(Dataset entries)

>>>>

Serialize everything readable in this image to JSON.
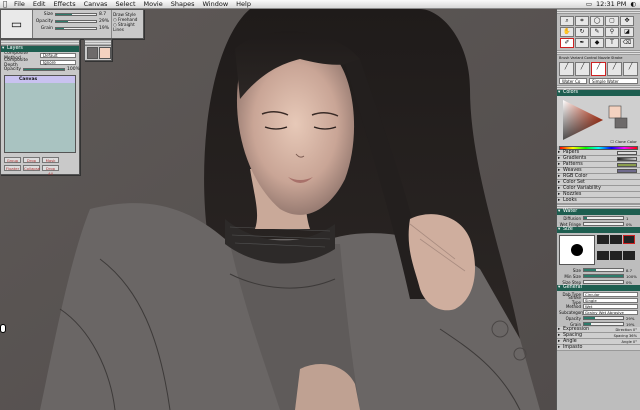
{
  "menubar": {
    "items": [
      "File",
      "Edit",
      "Effects",
      "Canvas",
      "Select",
      "Movie",
      "Shapes",
      "Window",
      "Help"
    ],
    "clock": "12:31 PM"
  },
  "top_palette": {
    "rows": [
      {
        "label": "Size",
        "value": "8.7"
      },
      {
        "label": "Opacity",
        "value": "29%"
      },
      {
        "label": "Grain",
        "value": "19%"
      }
    ],
    "draw_style_label": "Draw Style",
    "options": [
      "Freehand",
      "Straight Lines"
    ]
  },
  "layers": {
    "title": "Layers",
    "composite_method_label": "Composite Method",
    "composite_method_value": "Default",
    "composite_depth_label": "Composite Depth",
    "composite_depth_value": "Ignore",
    "opacity_label": "Opacity",
    "opacity_value": "100%",
    "layer_name": "Canvas",
    "buttons": [
      "Group",
      "Drop",
      "Mask",
      "Floater",
      "Collapse",
      "Drop All"
    ]
  },
  "right_panel": {
    "brush_tabs": [
      "Brush",
      "Variant",
      "Control",
      "Nozzle",
      "Stroke"
    ],
    "category": "Water Co",
    "variant": "Simple Water",
    "colors_header": "Colors",
    "clone_color_label": "Clone Color",
    "collapsed_sections": [
      "Papers",
      "Gradients",
      "Patterns",
      "Weaves",
      "RGB Color",
      "Color Set",
      "Color Variability",
      "Nozzles",
      "Looks"
    ],
    "water": {
      "header": "Water",
      "rows": [
        {
          "label": "Diffusion",
          "value": "1"
        },
        {
          "label": "Wet Fringe",
          "value": "0%"
        }
      ]
    },
    "size": {
      "header": "Size",
      "rows": [
        {
          "label": "Size",
          "value": "8.7"
        },
        {
          "label": "Min Size",
          "value": "100%"
        },
        {
          "label": "Size Step",
          "value": "0%"
        }
      ]
    },
    "general": {
      "header": "General",
      "rows": [
        {
          "label": "Dab Type",
          "value": "Circular"
        },
        {
          "label": "Stroke Type",
          "value": "Single"
        },
        {
          "label": "Method",
          "value": "Wet"
        },
        {
          "label": "Subcategory",
          "value": "Grainy Wet Abrasive"
        },
        {
          "label": "Opacity",
          "value": "29%"
        },
        {
          "label": "Grain",
          "value": "19%"
        }
      ]
    },
    "bottom_sections": [
      {
        "label": "Expression",
        "value": "Direction 0°"
      },
      {
        "label": "Spacing",
        "value": "Spacing 36%"
      },
      {
        "label": "Angle",
        "value": "Angle 0°"
      },
      {
        "label": "Impasto",
        "value": ""
      }
    ]
  },
  "colors": {
    "menubar_bg": "#e6e6e6",
    "panel_header": "#1e5e50",
    "slider_fill": "#2e7b6b",
    "canvas_bg": "#5a5554",
    "current_color": "#f4d2c0"
  }
}
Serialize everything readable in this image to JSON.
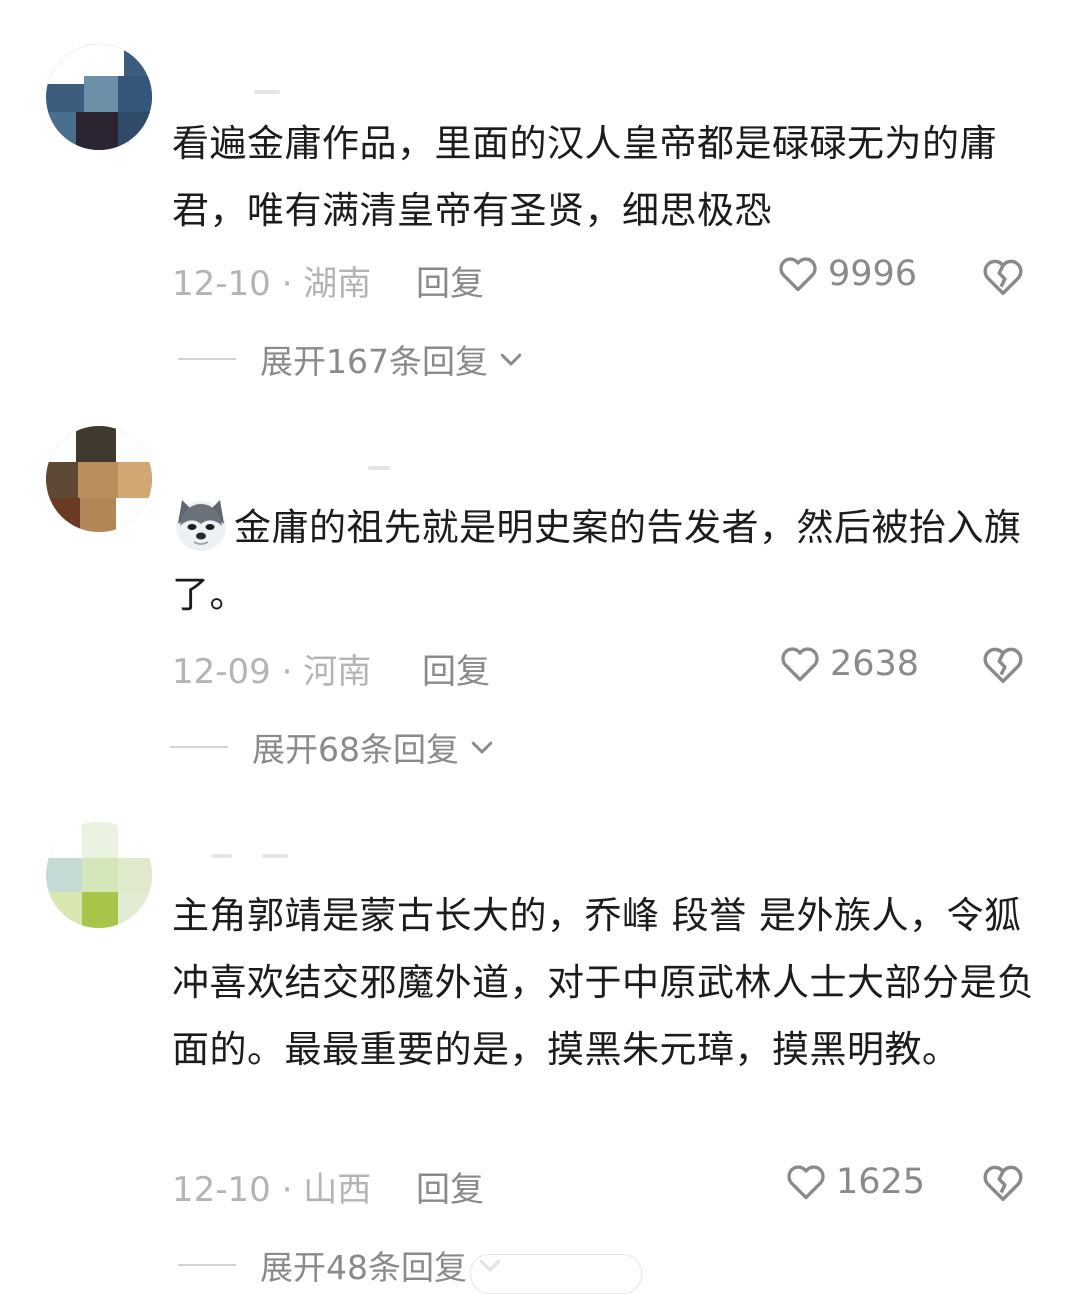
{
  "comments": [
    {
      "text": "看遍金庸作品，里面的汉人皇帝都是碌碌无为的庸君，唯有满清皇帝有圣贤，细思极恐",
      "date_location": "12-10 · 湖南",
      "reply_label": "回复",
      "like_count": "9996",
      "expand_label": "展开167条回复"
    },
    {
      "text": "金庸的祖先就是明史案的告发者，然后被抬入旗了。",
      "date_location": "12-09 · 河南",
      "reply_label": "回复",
      "like_count": "2638",
      "expand_label": "展开68条回复"
    },
    {
      "text": "主角郭靖是蒙古长大的，乔峰 段誉 是外族人，令狐冲喜欢结交邪魔外道，对于中原武林人士大部分是负面的。最最重要的是，摸黑朱元璋，摸黑明教。",
      "date_location": "12-10 · 山西",
      "reply_label": "回复",
      "like_count": "1625",
      "expand_label": "展开48条回复"
    }
  ],
  "icons": {
    "like": "heart-outline-icon",
    "dislike": "broken-heart-icon",
    "expand": "chevron-down-icon",
    "emoji": "husky-dog-emoji-icon"
  },
  "colors": {
    "text": "#1c1c1c",
    "meta_light": "#b4b4b4",
    "meta": "#8a8a8a",
    "background": "#ffffff"
  }
}
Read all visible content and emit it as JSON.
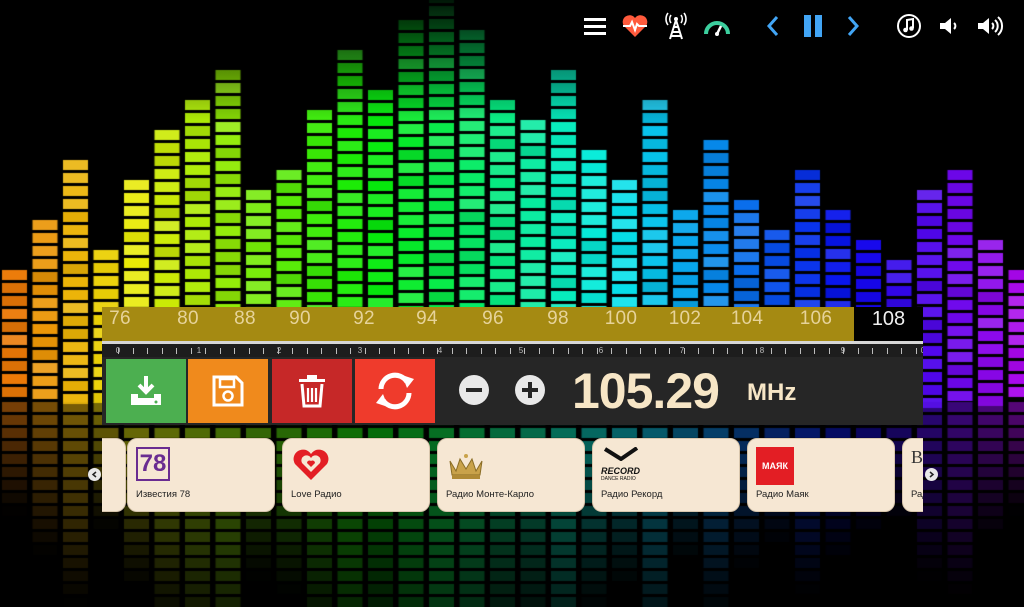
{
  "colors": {
    "accent": "#42a5f5",
    "heart": "#ff5a3c",
    "scale_bg": "#a58a12",
    "freq_text": "#f7e6c6"
  },
  "toolbar": {
    "icons": [
      "menu-icon",
      "heart-pulse-icon",
      "radio-tower-icon",
      "signal-gauge-icon",
      "chevron-left-icon",
      "pause-icon",
      "chevron-right-icon",
      "music-icon",
      "volume-down-icon",
      "volume-up-icon"
    ]
  },
  "scale": {
    "labels": [
      "76",
      "80",
      "88",
      "90",
      "92",
      "94",
      "96",
      "98",
      "100",
      "102",
      "104",
      "106"
    ],
    "end_label": "108",
    "tick_numbers": [
      "0",
      "1",
      "2",
      "3",
      "4",
      "5",
      "6",
      "7",
      "8",
      "9",
      "0"
    ]
  },
  "controls": {
    "buttons": [
      "download-icon",
      "save-icon",
      "trash-icon",
      "refresh-icon"
    ],
    "frequency": "105.29",
    "unit": "MHz"
  },
  "stations": [
    {
      "name": "Известия 78",
      "logo": "78"
    },
    {
      "name": "Love Радио",
      "logo": "heart"
    },
    {
      "name": "Радио Монте-Карло",
      "logo": "crown"
    },
    {
      "name": "Радио Рекорд",
      "logo_title": "RECORD",
      "logo_sub": "DANCE RADIO"
    },
    {
      "name": "Радио Маяк",
      "logo": "МАЯК"
    },
    {
      "name": "Рад",
      "logo": "ВЕ"
    }
  ]
}
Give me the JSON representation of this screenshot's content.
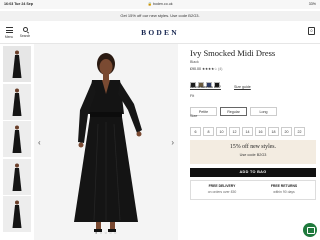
{
  "status_bar": {
    "time": "16:03",
    "date": "Tue 24 Sep",
    "url": "🔒 boden.co.uk",
    "battery": "33%"
  },
  "promo": {
    "text": "Get 15% off our new styles. Use code B2G3."
  },
  "header": {
    "menu_label": "Menu",
    "search_label": "Search",
    "logo": "BODEN",
    "bag_count": "0"
  },
  "gallery": {
    "thumbnails": [
      "photo-1",
      "photo-2",
      "photo-3",
      "photo-4",
      "photo-5"
    ],
    "active_index": 0,
    "carousel_dots": "● ○ ○ ○ ○",
    "prev_arrow": "‹",
    "next_arrow": "›"
  },
  "product": {
    "title": "Ivy Smocked Midi Dress",
    "color_name": "Black",
    "price": "£90.00",
    "rating_stars": "★★★★☆",
    "rating_count": "(4)",
    "swatches": [
      "#1c1c1c",
      "#6b5a3e",
      "#2b3a66",
      "#151515"
    ],
    "links": {
      "which_size": "Which size fits me?",
      "size_guide": "Size guide"
    },
    "fit_label": "Fit",
    "fits": [
      {
        "label": "Petite",
        "selected": false
      },
      {
        "label": "Regular",
        "selected": true
      },
      {
        "label": "Long",
        "selected": false
      }
    ],
    "size_label": "Size",
    "sizes": [
      "6",
      "8",
      "10",
      "12",
      "14",
      "16",
      "18",
      "20",
      "22"
    ]
  },
  "offer": {
    "title": "15% off new styles.",
    "code_line": "Use code B2G3"
  },
  "add_to_bag": {
    "label": "ADD TO BAG"
  },
  "delivery": {
    "free_delivery": "FREE DELIVERY",
    "free_delivery_sub": "on orders over £50",
    "free_returns": "FREE RETURNS",
    "free_returns_sub": "within 90 days"
  },
  "colors": {
    "logo": "#16254f",
    "offer_bg": "#f3ece1",
    "chat": "#1f7a3d"
  }
}
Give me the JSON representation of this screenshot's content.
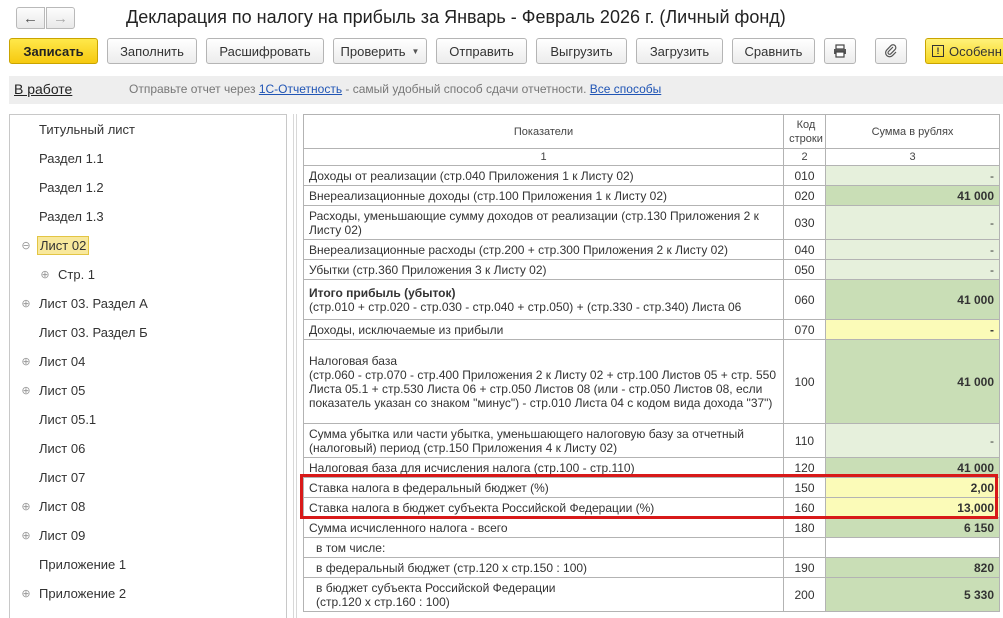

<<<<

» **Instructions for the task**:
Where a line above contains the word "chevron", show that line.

» **Answer section**:
    "expand": "chevron-down-icon",
      "chevron-left-icon",
      "chevron-right-icon",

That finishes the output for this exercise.